> **Data supplied**:
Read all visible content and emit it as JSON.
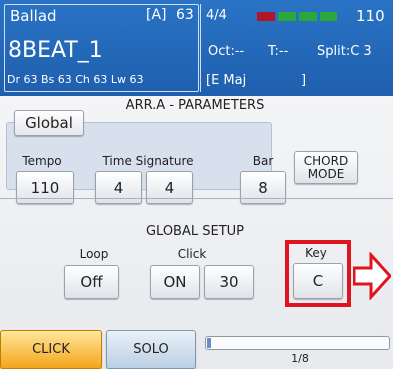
{
  "header": {
    "style_name": "Ballad",
    "variation": "[A]",
    "tempo_display": "63",
    "song_name": "8BEAT_1",
    "mixer_line": "Dr 63   Bs 63  Ch 63  Lw 63",
    "time_sig": "4/4",
    "bpm": "110",
    "octave": "Oct:--",
    "transpose": "T:--",
    "split": "Split:C 3",
    "chord": "[E Maj",
    "chord_close": "]",
    "beat_leds": [
      "#b0182a",
      "#2aa83c",
      "#2aa83c",
      "#2aa83c"
    ]
  },
  "arr": {
    "title": "ARR.A - PARAMETERS",
    "global_tab": "Global",
    "tempo_label": "Tempo",
    "tempo_value": "110",
    "timesig_label": "Time Signature",
    "timesig_num": "4",
    "timesig_den": "4",
    "bar_label": "Bar",
    "bar_value": "8",
    "chord_mode_label": "CHORD\nMODE"
  },
  "global_setup": {
    "title": "GLOBAL SETUP",
    "loop_label": "Loop",
    "loop_value": "Off",
    "click_label": "Click",
    "click_on": "ON",
    "click_value": "30",
    "key_label": "Key",
    "key_value": "C"
  },
  "tabs": {
    "click": "CLICK",
    "solo": "SOLO"
  },
  "progress": {
    "fraction": 0.02,
    "label": "1/8"
  },
  "colors": {
    "highlight": "#e0141e",
    "header_bg": "#2a73c5"
  }
}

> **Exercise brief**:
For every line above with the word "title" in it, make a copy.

> **Response for this exercise**:
    "title": "ARR.A - PARAMETERS",
    "title": "GLOBAL SETUP",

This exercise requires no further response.